The Kansas Supreme Court has voted to uphold an executive order by the state's governor limiting the size of church gatherings on Easter Sunday, ending a dramatic legal clash in which the court was asked amid a global pandemic to decide between public health and religious liberty.

In a ruling issued on Saturday, the court said Democratic Gov. Laura Kelly was within her rights when she announced an order on Tuesday limiting religious gatherings in the state to 10 people. The ruling came after an extraordinary morning session in which the court's seven justices heard oral arguments via videoconference in order to comply with social distancing guidelines.
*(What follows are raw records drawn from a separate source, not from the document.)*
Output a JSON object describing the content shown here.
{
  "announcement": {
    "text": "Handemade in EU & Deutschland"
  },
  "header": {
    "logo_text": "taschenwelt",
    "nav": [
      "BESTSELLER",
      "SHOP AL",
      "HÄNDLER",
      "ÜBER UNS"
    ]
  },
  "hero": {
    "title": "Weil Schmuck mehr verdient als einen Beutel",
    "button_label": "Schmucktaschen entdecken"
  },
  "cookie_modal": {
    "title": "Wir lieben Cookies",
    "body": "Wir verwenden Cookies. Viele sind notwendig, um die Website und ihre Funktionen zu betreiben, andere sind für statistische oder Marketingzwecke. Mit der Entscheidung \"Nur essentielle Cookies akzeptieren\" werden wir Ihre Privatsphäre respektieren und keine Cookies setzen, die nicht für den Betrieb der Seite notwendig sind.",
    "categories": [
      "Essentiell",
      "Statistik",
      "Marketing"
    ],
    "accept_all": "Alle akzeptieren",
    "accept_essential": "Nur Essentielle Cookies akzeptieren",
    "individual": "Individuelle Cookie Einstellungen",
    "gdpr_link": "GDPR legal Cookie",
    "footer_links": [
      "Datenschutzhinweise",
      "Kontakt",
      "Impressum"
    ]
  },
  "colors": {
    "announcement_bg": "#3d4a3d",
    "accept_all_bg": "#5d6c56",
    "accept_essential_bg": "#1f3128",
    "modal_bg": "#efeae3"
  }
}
"We agreed to expedite these proceedings due to the nature of the public health emergency all agree is present," the court said in the majority opinion.

Prior to Kelly's order, religious institutions in Kansas were exempt from the state's 10-person limit for social gatherings. But with the number of coronavirus cases in the state climbing, Kelly said she was forced to revise the guideline.

"As Holy Week gets underway – and with Kansas rapidly approaching its projected 'peak' infection rate in the coming weeks – the risk for a spike in COVID-19 cases through church gatherings is especially dangerous," the governor said in a Tuesday statement. "This was a difficult decision, and not one I was hoping to have to make."

The following day, Republican leaders on the state's Legislative Coordinating Council voted to revoke the order, calling it a violation of the constitutional right to freedom of religion and an example of executive overreach.

The coronavirus has killed at least 55 people in Kansas and infected 1,275. Three of the state's 12 clusters of cases have stemmed from church gatherings, according to Lee Norman, secretary of the Kansas Department of Health and Environment.

Copyright 2020 NPR. To see more, visit